───── EXERCISE DATA

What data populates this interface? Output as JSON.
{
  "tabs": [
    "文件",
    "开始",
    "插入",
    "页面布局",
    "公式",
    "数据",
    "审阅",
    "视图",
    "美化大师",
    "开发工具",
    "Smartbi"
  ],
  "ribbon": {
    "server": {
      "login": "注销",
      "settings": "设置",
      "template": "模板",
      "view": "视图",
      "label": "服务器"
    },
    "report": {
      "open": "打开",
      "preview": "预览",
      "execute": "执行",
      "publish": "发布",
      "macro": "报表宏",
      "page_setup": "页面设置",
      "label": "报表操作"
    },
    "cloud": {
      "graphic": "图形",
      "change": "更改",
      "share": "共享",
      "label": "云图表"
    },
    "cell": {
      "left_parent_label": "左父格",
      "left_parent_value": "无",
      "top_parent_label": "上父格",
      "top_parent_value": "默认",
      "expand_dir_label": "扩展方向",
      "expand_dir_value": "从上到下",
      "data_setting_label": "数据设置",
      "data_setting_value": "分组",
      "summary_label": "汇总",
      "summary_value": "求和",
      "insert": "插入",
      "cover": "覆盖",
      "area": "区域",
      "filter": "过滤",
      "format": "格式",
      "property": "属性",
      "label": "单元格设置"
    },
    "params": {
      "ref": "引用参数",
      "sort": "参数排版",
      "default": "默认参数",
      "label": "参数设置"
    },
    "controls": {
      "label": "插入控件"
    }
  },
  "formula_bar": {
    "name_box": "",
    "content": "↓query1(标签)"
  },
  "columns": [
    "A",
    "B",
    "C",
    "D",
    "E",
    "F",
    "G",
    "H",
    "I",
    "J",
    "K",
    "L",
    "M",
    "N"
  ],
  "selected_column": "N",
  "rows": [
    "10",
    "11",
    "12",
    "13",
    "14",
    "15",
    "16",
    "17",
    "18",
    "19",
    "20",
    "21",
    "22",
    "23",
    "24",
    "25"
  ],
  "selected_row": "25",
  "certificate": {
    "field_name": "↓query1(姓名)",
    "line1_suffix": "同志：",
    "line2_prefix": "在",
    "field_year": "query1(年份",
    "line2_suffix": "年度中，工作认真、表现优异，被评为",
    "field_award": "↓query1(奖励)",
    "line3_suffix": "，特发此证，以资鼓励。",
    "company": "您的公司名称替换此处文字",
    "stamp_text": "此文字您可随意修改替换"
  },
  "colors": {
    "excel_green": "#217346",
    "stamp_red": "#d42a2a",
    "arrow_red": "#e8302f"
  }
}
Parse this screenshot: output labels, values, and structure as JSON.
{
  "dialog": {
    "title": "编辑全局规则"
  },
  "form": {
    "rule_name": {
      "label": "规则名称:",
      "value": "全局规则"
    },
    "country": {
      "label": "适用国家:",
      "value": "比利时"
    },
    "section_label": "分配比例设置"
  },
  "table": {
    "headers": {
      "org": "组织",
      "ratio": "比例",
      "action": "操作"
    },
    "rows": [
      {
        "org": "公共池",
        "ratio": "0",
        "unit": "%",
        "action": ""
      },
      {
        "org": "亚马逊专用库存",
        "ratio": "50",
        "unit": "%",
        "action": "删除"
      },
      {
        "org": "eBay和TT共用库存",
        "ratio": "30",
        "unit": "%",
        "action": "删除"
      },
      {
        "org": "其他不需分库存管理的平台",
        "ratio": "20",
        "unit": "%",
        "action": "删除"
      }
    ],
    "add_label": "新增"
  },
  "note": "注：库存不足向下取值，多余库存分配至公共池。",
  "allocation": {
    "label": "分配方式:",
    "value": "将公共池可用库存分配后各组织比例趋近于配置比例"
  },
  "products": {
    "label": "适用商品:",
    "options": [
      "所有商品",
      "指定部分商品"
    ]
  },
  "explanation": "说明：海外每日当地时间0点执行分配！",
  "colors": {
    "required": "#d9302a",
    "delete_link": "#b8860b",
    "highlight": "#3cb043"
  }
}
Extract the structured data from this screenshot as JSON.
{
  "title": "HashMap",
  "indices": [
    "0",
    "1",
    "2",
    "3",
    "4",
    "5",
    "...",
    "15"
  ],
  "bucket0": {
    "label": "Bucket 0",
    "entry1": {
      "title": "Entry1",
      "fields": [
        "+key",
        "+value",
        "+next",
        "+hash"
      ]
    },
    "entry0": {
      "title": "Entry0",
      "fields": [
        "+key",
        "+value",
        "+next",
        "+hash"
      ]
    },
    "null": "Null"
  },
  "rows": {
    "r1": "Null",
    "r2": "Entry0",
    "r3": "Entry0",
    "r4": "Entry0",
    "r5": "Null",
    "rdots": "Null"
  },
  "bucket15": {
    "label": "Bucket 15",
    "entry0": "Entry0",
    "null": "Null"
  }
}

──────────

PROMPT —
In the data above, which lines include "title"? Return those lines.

SOLUTION TO THE PROBLEM —
    "title": "编辑全局规则"
  "title": "HashMap",
      "title": "Entry1",
      "title": "Entry0",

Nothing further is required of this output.